The University of Florida is paying $66,000 and making policy changes to settle a federal lawsuit brought by a young conservative student group, which claimed the school violated its members’ free-speech rights.
The Young Americans For Freedom (YAF) chapter agreed to settle its lawsuit against the university Wednesday in exchange for eliminating the policies that prohibited the group from receiving speaker fees to bring in conservative speakers.
“We’re extremely proud to announce that free speech and the U.S. Constitution won on UF’s campus,” the group wrote on Facebook.
Filed in December, the lawsuit alleged the university discriminated against the chapter during the disbursement of student fees.
The chapter, aided by Alliance Defending Freedom, was a non-budgeted campus organization that frequently helped organize on-campus speaking engagements for conservative commentators including Ben Shapiro and Dinesh D’Souza.
When the group requested to become a fully budgeted student organization, UF’s Student Government denied its request. A code revision was then passed at the time barring non-budgeted groups from requesting money for speaker fees.
UF requires students to pay a mandatory Activity and Service Fee, which is allocated to fund student expression. But by barring YAF’s speaker fee request, the school was discriminating against YAF and other non-budgeted groups, according to the lawsuit.
Students pay $19.06 per credit per semester, according to the lawsuit.
“Under this new policy, budgeted student organizations can advocate for their own viewpoints both directly and by bringing in guest speakers, but non-budgeted student organizations cannot obtain funding to similarly express themselves,” the complaint stated.

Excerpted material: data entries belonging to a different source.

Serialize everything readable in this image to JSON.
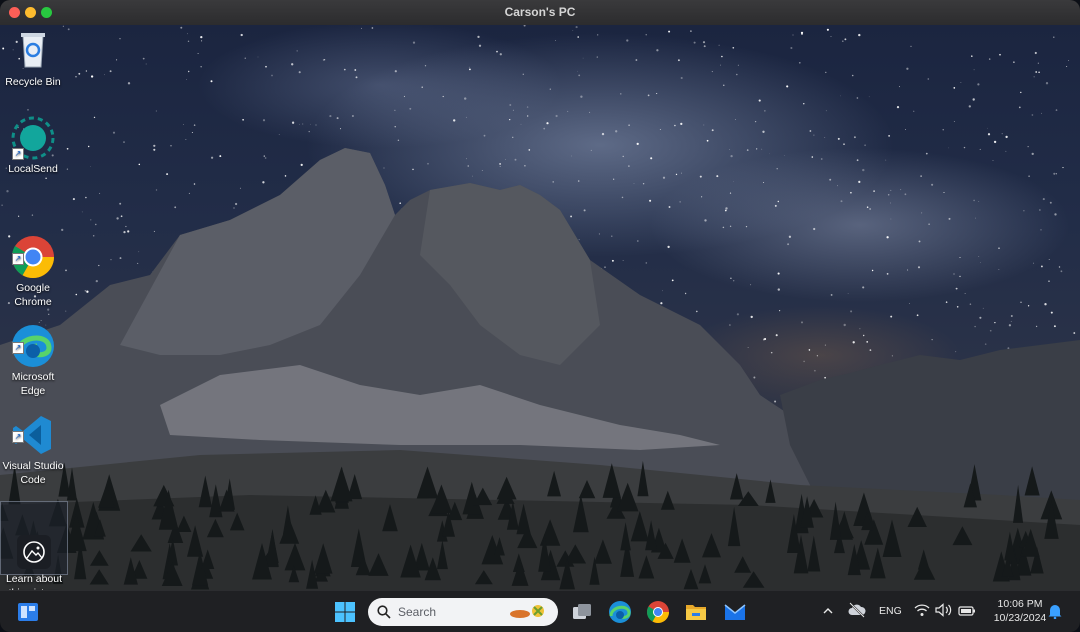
{
  "window": {
    "title": "Carson's PC"
  },
  "desktop": {
    "icons": [
      {
        "label": "Recycle Bin",
        "icon": "recycle-bin-icon"
      },
      {
        "label": "LocalSend",
        "icon": "localsend-icon"
      },
      {
        "label": "Google\nChrome",
        "icon": "chrome-icon"
      },
      {
        "label": "Microsoft\nEdge",
        "icon": "edge-icon"
      },
      {
        "label": "Visual Studio\nCode",
        "icon": "vscode-icon"
      },
      {
        "label": "Learn about\nthis picture",
        "icon": "camera-icon"
      }
    ]
  },
  "taskbar": {
    "search_placeholder": "Search",
    "pinned": [
      "start-icon",
      "task-view-icon",
      "edge-icon",
      "chrome-icon",
      "file-explorer-icon",
      "mail-icon"
    ],
    "tray": {
      "language": "ENG",
      "time": "10:06 PM",
      "date": "10/23/2024"
    }
  }
}
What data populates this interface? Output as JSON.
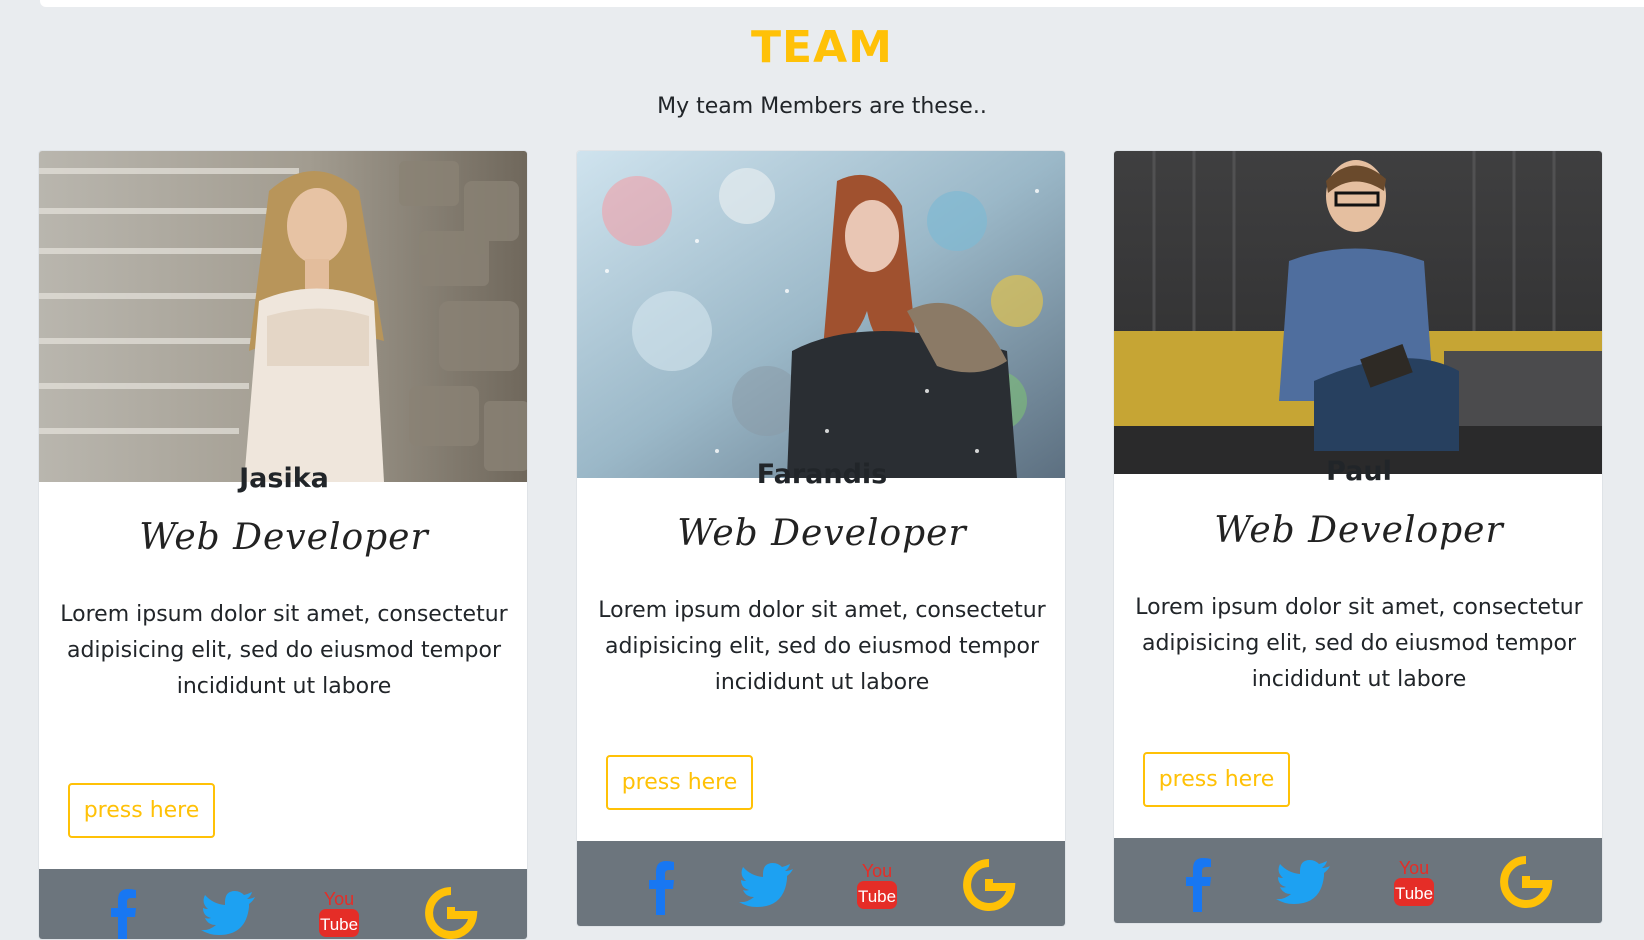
{
  "section": {
    "title": "TEAM",
    "subtitle": "My team Members are these.."
  },
  "colors": {
    "accent": "#ffc107",
    "background": "#e9ecef",
    "footer": "#6c757d",
    "facebook": "#1877f2",
    "twitter": "#1da1f2",
    "youtube": "#e52d27",
    "google": "#ffc107"
  },
  "members": [
    {
      "name": "Jasika",
      "role": "Web Developer",
      "description": "Lorem ipsum dolor sit amet, consectetur adipisicing elit, sed do eiusmod tempor incididunt ut labore",
      "button_label": "press here",
      "photo_subject": "woman-on-stone-steps",
      "social": [
        "facebook-icon",
        "twitter-icon",
        "youtube-icon",
        "google-icon"
      ]
    },
    {
      "name": "Farandis",
      "role": "Web Developer",
      "description": "Lorem ipsum dolor sit amet, consectetur adipisicing elit, sed do eiusmod tempor incididunt ut labore",
      "button_label": "press here",
      "photo_subject": "woman-in-snow",
      "social": [
        "facebook-icon",
        "twitter-icon",
        "youtube-icon",
        "google-icon"
      ]
    },
    {
      "name": "Paul",
      "role": "Web Developer",
      "description": "Lorem ipsum dolor sit amet, consectetur adipisicing elit, sed do eiusmod tempor incididunt ut labore",
      "button_label": "press here",
      "photo_subject": "man-writing-on-couch",
      "social": [
        "facebook-icon",
        "twitter-icon",
        "youtube-icon",
        "google-icon"
      ]
    }
  ],
  "youtube_icon_text": {
    "top": "You",
    "bottom": "Tube"
  }
}
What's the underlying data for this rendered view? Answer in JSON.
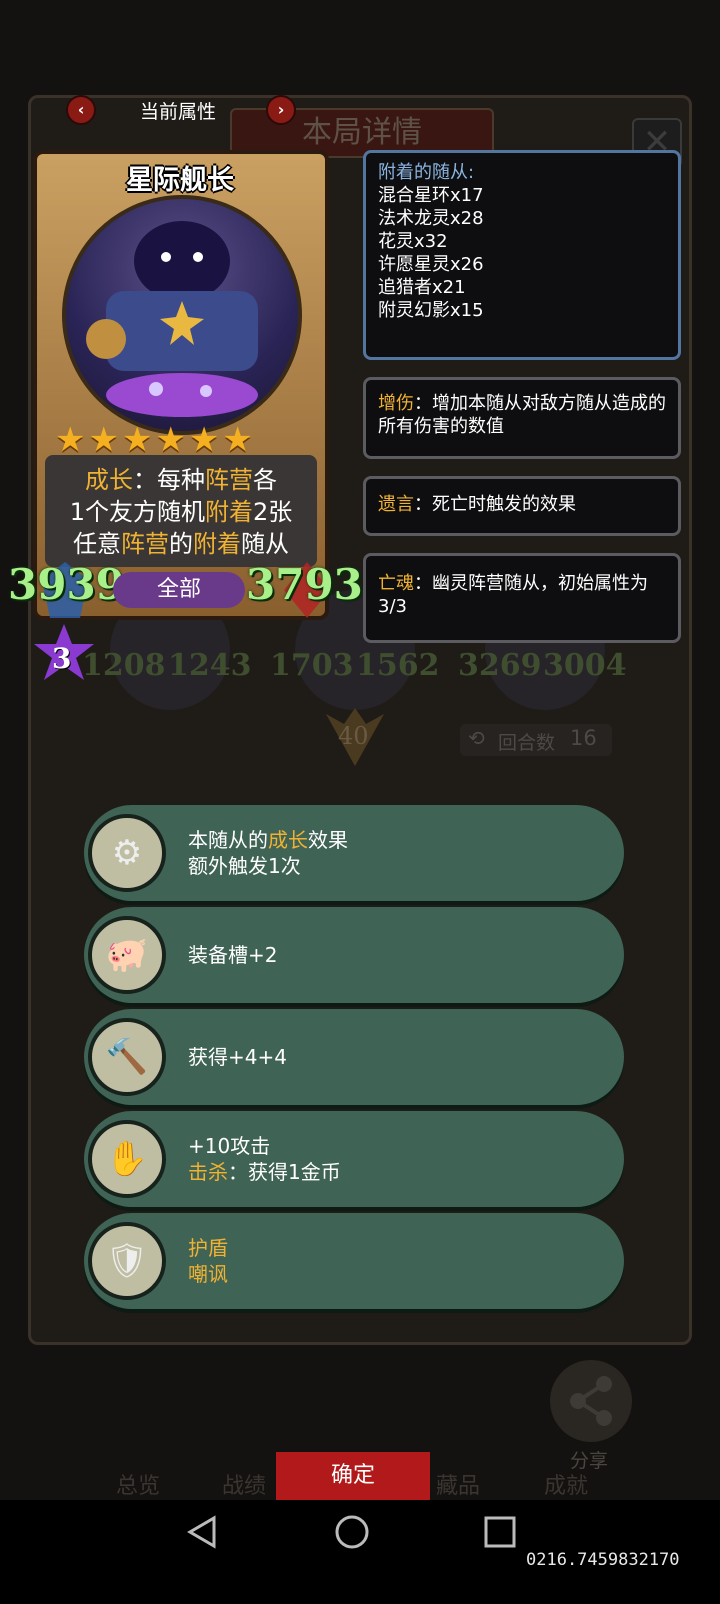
{
  "header": {
    "current_attr_label": "当前属性",
    "panel_title": "本局详情",
    "prev_arrow": "‹",
    "next_arrow": "›",
    "close": "✕"
  },
  "card": {
    "name": "星际舰长",
    "stars": 6,
    "desc": [
      [
        {
          "t": "成长",
          "k": true
        },
        {
          "t": "：每种",
          "k": false
        },
        {
          "t": "阵营",
          "k": true
        },
        {
          "t": "各",
          "k": false
        }
      ],
      [
        {
          "t": "1个友方随机",
          "k": false
        },
        {
          "t": "附着",
          "k": true
        },
        {
          "t": "2张",
          "k": false
        }
      ],
      [
        {
          "t": "任意",
          "k": false
        },
        {
          "t": "阵营",
          "k": true
        },
        {
          "t": "的",
          "k": false
        },
        {
          "t": "附着",
          "k": true
        },
        {
          "t": "随从",
          "k": false
        }
      ]
    ],
    "attack": "3939",
    "health": "3793",
    "filter_label": "全部",
    "level": "3"
  },
  "attached": {
    "title": "附着的随从:",
    "items": [
      "混合星环x17",
      "法术龙灵x28",
      "花灵x32",
      "许愿星灵x26",
      "追猎者x21",
      "附灵幻影x15"
    ]
  },
  "keywords": [
    {
      "name": "增伤",
      "text": "：增加本随从对敌方随从造成的所有伤害的数值"
    },
    {
      "name": "遗言",
      "text": "：死亡时触发的效果"
    },
    {
      "name": "亡魂",
      "text": "：幽灵阵营随从，初始属性为3/3"
    }
  ],
  "background": {
    "stats": [
      "1208",
      "1243",
      "1703",
      "1562",
      "3269",
      "3004"
    ],
    "star_value": "40",
    "turns_label": "回合数",
    "turns": "16",
    "tabs": [
      "总览",
      "战绩",
      "藏品",
      "成就"
    ],
    "share_label": "分享"
  },
  "effects": [
    {
      "icon": "hand-gear-icon",
      "glyph": "⚙",
      "lines": [
        [
          {
            "t": "本随从的",
            "k": false
          },
          {
            "t": "成长",
            "k": true
          },
          {
            "t": "效果",
            "k": false
          }
        ],
        [
          {
            "t": "额外触发1次",
            "k": false
          }
        ]
      ]
    },
    {
      "icon": "pig-icon",
      "glyph": "🐖",
      "lines": [
        [
          {
            "t": "装备槽+2",
            "k": false
          }
        ]
      ]
    },
    {
      "icon": "hammer-icon",
      "glyph": "🔨",
      "lines": [
        [
          {
            "t": "获得+4+4",
            "k": false
          }
        ]
      ]
    },
    {
      "icon": "glove-icon",
      "glyph": "✋",
      "lines": [
        [
          {
            "t": "+10攻击",
            "k": false
          }
        ],
        [
          {
            "t": "击杀",
            "k": true
          },
          {
            "t": "：获得1金币",
            "k": false
          }
        ]
      ]
    },
    {
      "icon": "shield-crest-icon",
      "glyph": "🛡",
      "lines": [
        [
          {
            "t": "护盾",
            "k": true
          }
        ],
        [
          {
            "t": "嘲讽",
            "k": true
          }
        ]
      ]
    }
  ],
  "confirm_label": "确定",
  "coordinates": "0216.7459832170",
  "colors": {
    "keyword": "#f0b232",
    "stat": "#a8f08a",
    "row": "#3f6355",
    "confirm": "#b1191a"
  }
}
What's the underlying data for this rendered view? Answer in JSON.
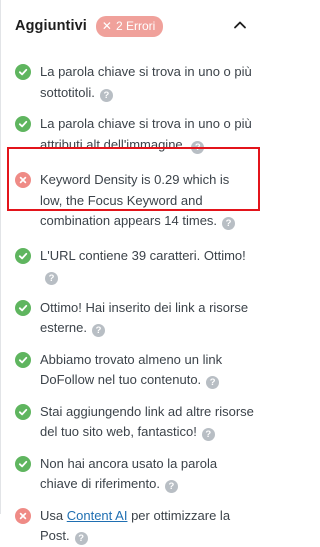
{
  "section": {
    "title": "Aggiuntivi",
    "badge": "2 Errori",
    "collapse_icon": "chevron-up-icon"
  },
  "checks": [
    {
      "status": "ok",
      "text": "La parola chiave si trova in uno o più sottotitoli."
    },
    {
      "status": "ok",
      "text": "La parola chiave si trova in uno o più attributi alt dell'immagine."
    },
    {
      "status": "error",
      "text": "Keyword Density is 0.29 which is low, the Focus Keyword and combination appears 14 times.",
      "highlighted": true
    },
    {
      "status": "ok",
      "text": "L'URL contiene 39 caratteri. Ottimo!"
    },
    {
      "status": "ok",
      "text": "Ottimo! Hai inserito dei link a risorse esterne."
    },
    {
      "status": "ok",
      "text": "Abbiamo trovato almeno un link DoFollow nel tuo contenuto."
    },
    {
      "status": "ok",
      "text": "Stai aggiungendo link ad altre risorse del tuo sito web, fantastico!"
    },
    {
      "status": "ok",
      "text": "Non hai ancora usato la parola chiave di riferimento."
    },
    {
      "status": "error",
      "text_before": "Usa ",
      "link": "Content AI",
      "text_after": " per ottimizzare la Post."
    }
  ],
  "help_glyph": "?",
  "colors": {
    "ok": "#5fb55f",
    "error": "#ef8b86",
    "badge": "#f0a19b",
    "highlight": "#e3141b",
    "link": "#1f6fb2"
  }
}
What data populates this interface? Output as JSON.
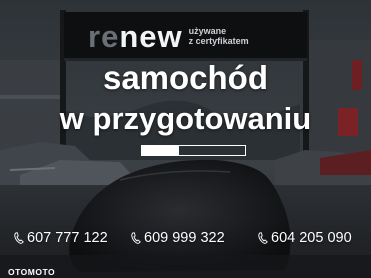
{
  "sign": {
    "logo_re": "re",
    "logo_new": "new",
    "tagline_line1": "używane",
    "tagline_line2": "z certyfikatem"
  },
  "headline": {
    "line1": "samochód",
    "line2": "w przygotowaniu"
  },
  "progress": {
    "fill_fraction": 0.36
  },
  "phones": [
    {
      "number": "607 777 122",
      "icon": "phone-icon"
    },
    {
      "number": "609 999 322",
      "icon": "phone-icon"
    },
    {
      "number": "604 205 090",
      "icon": "phone-icon"
    }
  ],
  "watermark": "OTOMOTO",
  "colors": {
    "text": "#ffffff",
    "logo_re": "#6a7075",
    "background": "#1b1e22"
  }
}
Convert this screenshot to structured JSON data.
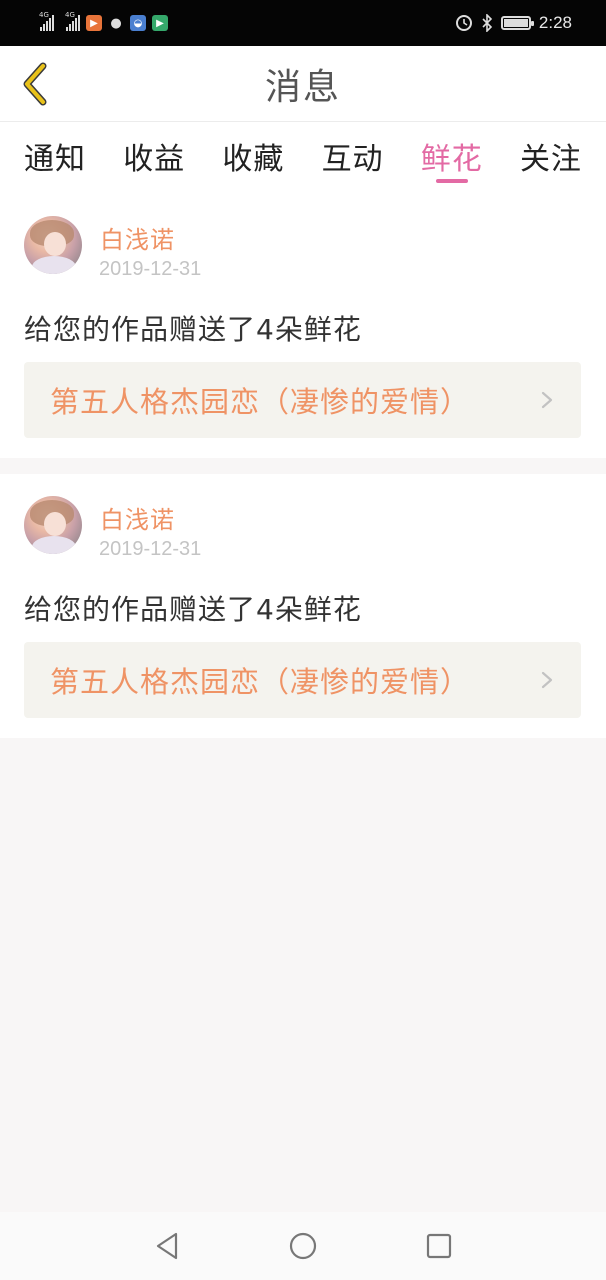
{
  "status_bar": {
    "network_1": "4G",
    "network_2": "4G",
    "time": "2:28",
    "icons": [
      "signal-icon",
      "signal-icon",
      "video-app-icon",
      "wechat-icon",
      "app-icon",
      "play-store-icon",
      "alarm-icon",
      "bluetooth-icon",
      "battery-icon"
    ]
  },
  "header": {
    "title": "消息",
    "back_icon": "chevron-left-icon"
  },
  "tabs": [
    {
      "label": "通知"
    },
    {
      "label": "收益"
    },
    {
      "label": "收藏"
    },
    {
      "label": "互动"
    },
    {
      "label": "鲜花",
      "active": true
    },
    {
      "label": "关注"
    }
  ],
  "messages": [
    {
      "username": "白浅诺",
      "date": "2019-12-31",
      "text": "给您的作品赠送了4朵鲜花",
      "work_title": "第五人格杰园恋（凄惨的爱情）"
    },
    {
      "username": "白浅诺",
      "date": "2019-12-31",
      "text": "给您的作品赠送了4朵鲜花",
      "work_title": "第五人格杰园恋（凄惨的爱情）"
    }
  ],
  "colors": {
    "accent_pink": "#e36aa4",
    "username_orange": "#ef9365",
    "link_bg": "#f4f3ee",
    "back_icon_yellow": "#e9c21a"
  }
}
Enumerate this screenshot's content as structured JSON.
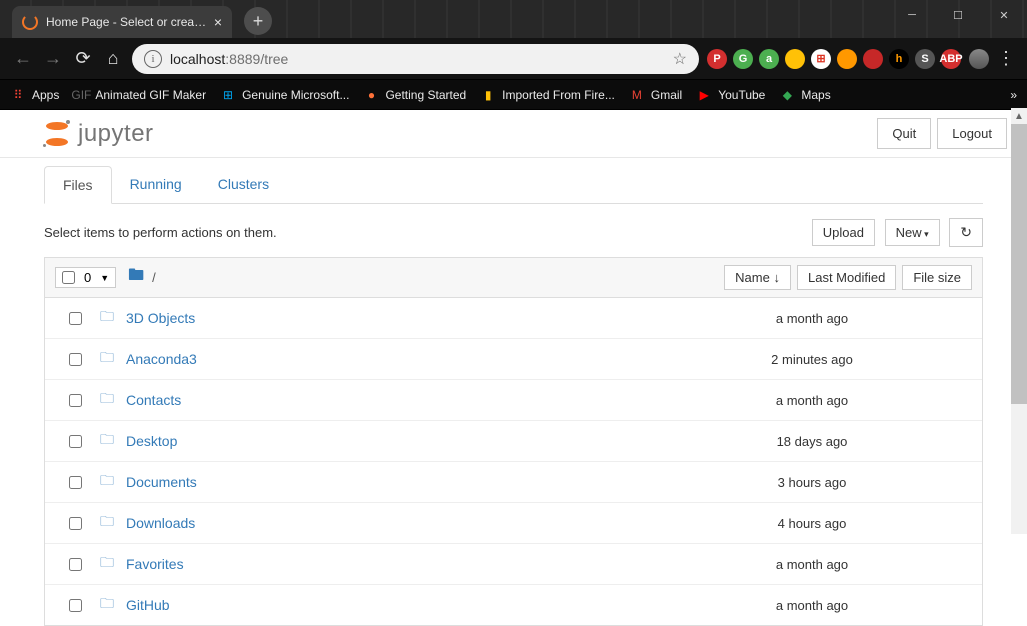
{
  "browser": {
    "tab_title": "Home Page - Select or create a n",
    "url_host": "localhost",
    "url_port": ":8889",
    "url_path": "/tree",
    "extensions": [
      {
        "bg": "#d32f2f",
        "fg": "#fff",
        "label": "P"
      },
      {
        "bg": "#4caf50",
        "fg": "#fff",
        "label": "G"
      },
      {
        "bg": "#4caf50",
        "fg": "#fff",
        "label": "a"
      },
      {
        "bg": "#ffc107",
        "fg": "#333",
        "label": ""
      },
      {
        "bg": "#fff",
        "fg": "#d32",
        "label": "⊞"
      },
      {
        "bg": "#ff9800",
        "fg": "#fff",
        "label": ""
      },
      {
        "bg": "#c62828",
        "fg": "#fff",
        "label": ""
      },
      {
        "bg": "#000",
        "fg": "#f90",
        "label": "h"
      },
      {
        "bg": "#555",
        "fg": "#fff",
        "label": "S"
      },
      {
        "bg": "#d32f2f",
        "fg": "#fff",
        "label": "ABP"
      }
    ],
    "bookmarks": [
      {
        "icon": "⠿",
        "color": "#f44336",
        "label": "Apps"
      },
      {
        "icon": "GIF",
        "color": "#666",
        "label": "Animated GIF Maker"
      },
      {
        "icon": "⊞",
        "color": "#00a4ef",
        "label": "Genuine Microsoft..."
      },
      {
        "icon": "●",
        "color": "#ff7139",
        "label": "Getting Started"
      },
      {
        "icon": "▮",
        "color": "#ffc107",
        "label": "Imported From Fire..."
      },
      {
        "icon": "M",
        "color": "#ea4335",
        "label": "Gmail"
      },
      {
        "icon": "▶",
        "color": "#ff0000",
        "label": "YouTube"
      },
      {
        "icon": "◆",
        "color": "#34a853",
        "label": "Maps"
      }
    ]
  },
  "jupyter": {
    "logo_text": "jupyter",
    "quit": "Quit",
    "logout": "Logout",
    "tabs": [
      {
        "label": "Files",
        "active": true
      },
      {
        "label": "Running",
        "active": false
      },
      {
        "label": "Clusters",
        "active": false
      }
    ],
    "hint": "Select items to perform actions on them.",
    "upload": "Upload",
    "new": "New",
    "refresh": "↻",
    "select_count": "0",
    "breadcrumb_root": "▮",
    "breadcrumb_slash": "/",
    "col_name": "Name",
    "col_modified": "Last Modified",
    "col_size": "File size",
    "items": [
      {
        "name": "3D Objects",
        "modified": "a month ago"
      },
      {
        "name": "Anaconda3",
        "modified": "2 minutes ago"
      },
      {
        "name": "Contacts",
        "modified": "a month ago"
      },
      {
        "name": "Desktop",
        "modified": "18 days ago"
      },
      {
        "name": "Documents",
        "modified": "3 hours ago"
      },
      {
        "name": "Downloads",
        "modified": "4 hours ago"
      },
      {
        "name": "Favorites",
        "modified": "a month ago"
      },
      {
        "name": "GitHub",
        "modified": "a month ago"
      }
    ]
  }
}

The organization argued that the policy change specifically targeted their viewpoints because no other non-budgeted group had hosted a speaker at UF in recent years.
That policy was changed in June, as part of this week’s settlement, to require the approval of all requests that meet “viewpoint-neutral” criteria. If the request surpasses the available funds, the school will distribute the money on a first-come, first-serve basis with “proportional distribution” if requests come in at the same time.
“UF and YAF have reached a mutually agreeable resolution of the lawsuit after determining it was in the interests of both parties to do so,” UF said to the Miami Herald in a statement.
Sarah Long, one of the lawsuit plaintiffs who was YAF president at the time, said she is happy with the settlement.
“We hope that the changed policies we achieve through this lawsuit will mean that diverse viewpoints are better represented in the marketplace of ideas at UF,” Long said in a written statement through her attorney. “And we hope it makes both students and administrators think about the value that free speech (whether we agree with it or not) brings to society, because universities should be encouraging free speech and diversity of thought, not shutting down groups they disagree with.”
The university’s $66,000 settlement fee will include payment to the chapter in damages for denying its speaker fees fund request, a reimbursement of student fees paid by two YAF members under the school’s old policy, and the group’s attorneys’ fees.